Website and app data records
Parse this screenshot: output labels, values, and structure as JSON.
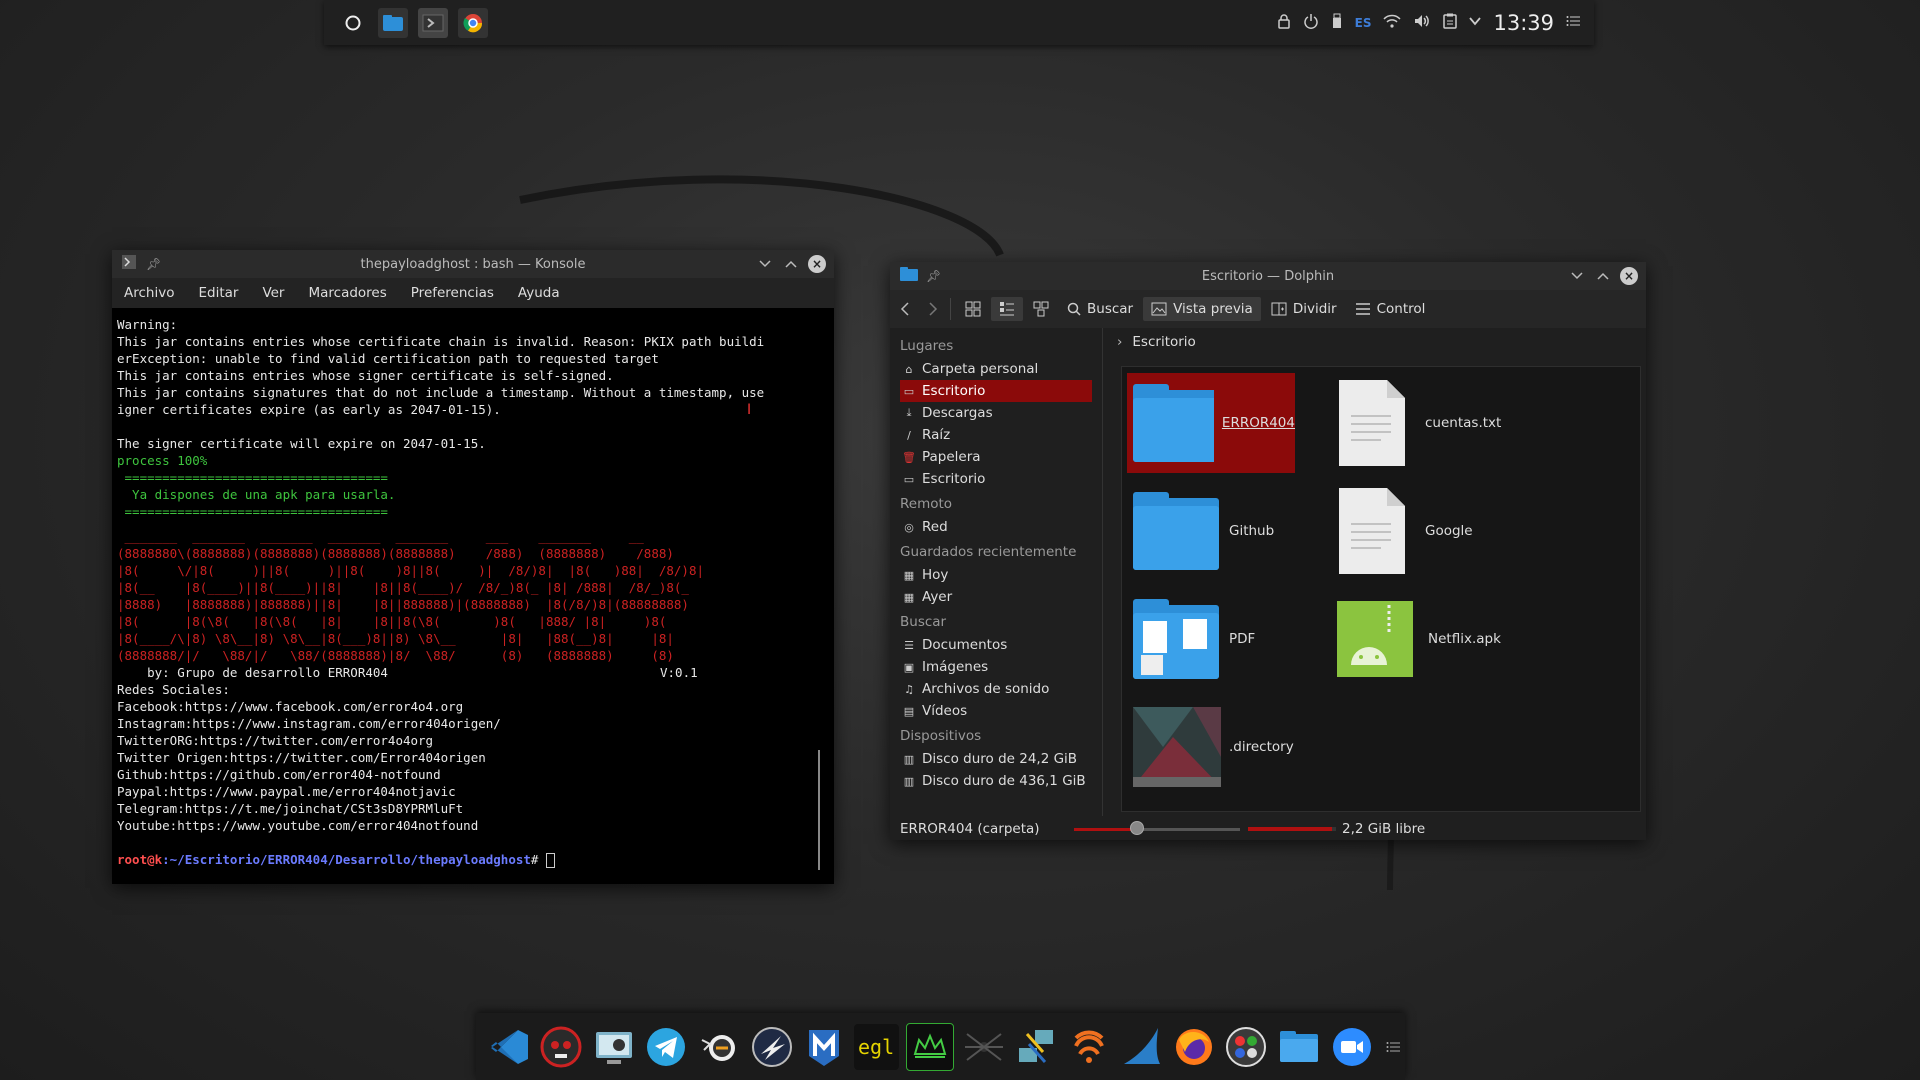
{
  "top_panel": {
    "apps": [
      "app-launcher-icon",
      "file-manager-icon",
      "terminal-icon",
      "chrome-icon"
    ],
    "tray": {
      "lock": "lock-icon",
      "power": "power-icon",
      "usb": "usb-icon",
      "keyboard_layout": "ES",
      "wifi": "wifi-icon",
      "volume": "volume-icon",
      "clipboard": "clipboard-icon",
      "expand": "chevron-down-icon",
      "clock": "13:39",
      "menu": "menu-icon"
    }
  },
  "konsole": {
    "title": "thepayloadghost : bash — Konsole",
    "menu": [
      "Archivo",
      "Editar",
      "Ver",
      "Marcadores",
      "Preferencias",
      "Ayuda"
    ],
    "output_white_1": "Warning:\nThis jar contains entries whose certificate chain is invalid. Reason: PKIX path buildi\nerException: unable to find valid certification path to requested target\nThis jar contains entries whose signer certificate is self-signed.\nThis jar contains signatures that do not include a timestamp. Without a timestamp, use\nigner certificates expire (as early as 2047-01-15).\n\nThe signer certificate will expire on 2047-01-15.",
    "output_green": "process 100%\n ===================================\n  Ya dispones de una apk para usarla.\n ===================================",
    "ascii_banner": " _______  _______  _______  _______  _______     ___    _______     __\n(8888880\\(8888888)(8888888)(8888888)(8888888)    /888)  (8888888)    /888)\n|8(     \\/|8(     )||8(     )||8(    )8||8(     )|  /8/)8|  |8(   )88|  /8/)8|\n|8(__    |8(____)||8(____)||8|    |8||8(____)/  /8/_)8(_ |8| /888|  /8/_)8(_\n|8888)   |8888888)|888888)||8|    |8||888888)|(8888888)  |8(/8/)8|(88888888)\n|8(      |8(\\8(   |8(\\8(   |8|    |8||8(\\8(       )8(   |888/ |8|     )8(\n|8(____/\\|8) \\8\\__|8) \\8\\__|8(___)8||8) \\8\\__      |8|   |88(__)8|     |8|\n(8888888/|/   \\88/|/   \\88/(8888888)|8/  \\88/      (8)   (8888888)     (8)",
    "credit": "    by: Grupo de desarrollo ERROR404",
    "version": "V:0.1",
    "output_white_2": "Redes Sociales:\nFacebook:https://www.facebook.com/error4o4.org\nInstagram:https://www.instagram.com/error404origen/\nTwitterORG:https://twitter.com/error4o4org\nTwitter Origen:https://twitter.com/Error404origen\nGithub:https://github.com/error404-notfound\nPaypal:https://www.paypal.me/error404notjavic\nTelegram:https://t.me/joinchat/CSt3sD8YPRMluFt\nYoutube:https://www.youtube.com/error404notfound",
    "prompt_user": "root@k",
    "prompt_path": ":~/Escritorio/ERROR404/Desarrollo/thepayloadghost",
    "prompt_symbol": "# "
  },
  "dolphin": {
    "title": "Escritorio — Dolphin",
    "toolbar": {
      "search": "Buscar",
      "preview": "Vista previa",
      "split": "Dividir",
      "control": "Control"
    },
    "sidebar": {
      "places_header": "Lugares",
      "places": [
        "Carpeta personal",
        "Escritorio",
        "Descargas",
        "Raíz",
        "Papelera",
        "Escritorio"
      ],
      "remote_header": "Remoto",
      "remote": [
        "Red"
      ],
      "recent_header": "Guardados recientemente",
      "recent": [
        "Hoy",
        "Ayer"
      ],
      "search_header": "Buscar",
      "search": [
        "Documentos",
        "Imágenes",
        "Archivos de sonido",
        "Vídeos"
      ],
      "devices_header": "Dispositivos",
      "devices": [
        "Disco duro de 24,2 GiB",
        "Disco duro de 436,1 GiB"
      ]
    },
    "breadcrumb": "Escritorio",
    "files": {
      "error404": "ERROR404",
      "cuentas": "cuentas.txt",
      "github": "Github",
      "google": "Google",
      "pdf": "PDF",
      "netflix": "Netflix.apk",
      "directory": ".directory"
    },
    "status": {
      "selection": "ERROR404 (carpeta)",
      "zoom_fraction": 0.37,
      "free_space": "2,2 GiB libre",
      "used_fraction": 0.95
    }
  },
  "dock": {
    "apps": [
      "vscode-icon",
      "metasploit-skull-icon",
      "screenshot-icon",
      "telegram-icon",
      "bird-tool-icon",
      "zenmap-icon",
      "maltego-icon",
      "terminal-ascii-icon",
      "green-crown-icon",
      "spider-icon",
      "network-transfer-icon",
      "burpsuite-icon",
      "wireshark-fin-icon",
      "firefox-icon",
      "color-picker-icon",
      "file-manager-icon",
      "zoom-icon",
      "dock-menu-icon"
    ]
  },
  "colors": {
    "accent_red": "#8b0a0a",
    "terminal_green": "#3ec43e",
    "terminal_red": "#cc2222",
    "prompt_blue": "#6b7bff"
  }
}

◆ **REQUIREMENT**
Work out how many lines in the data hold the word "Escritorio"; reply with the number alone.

◆ **SOLUTION FOR THIS EXERCISE**
5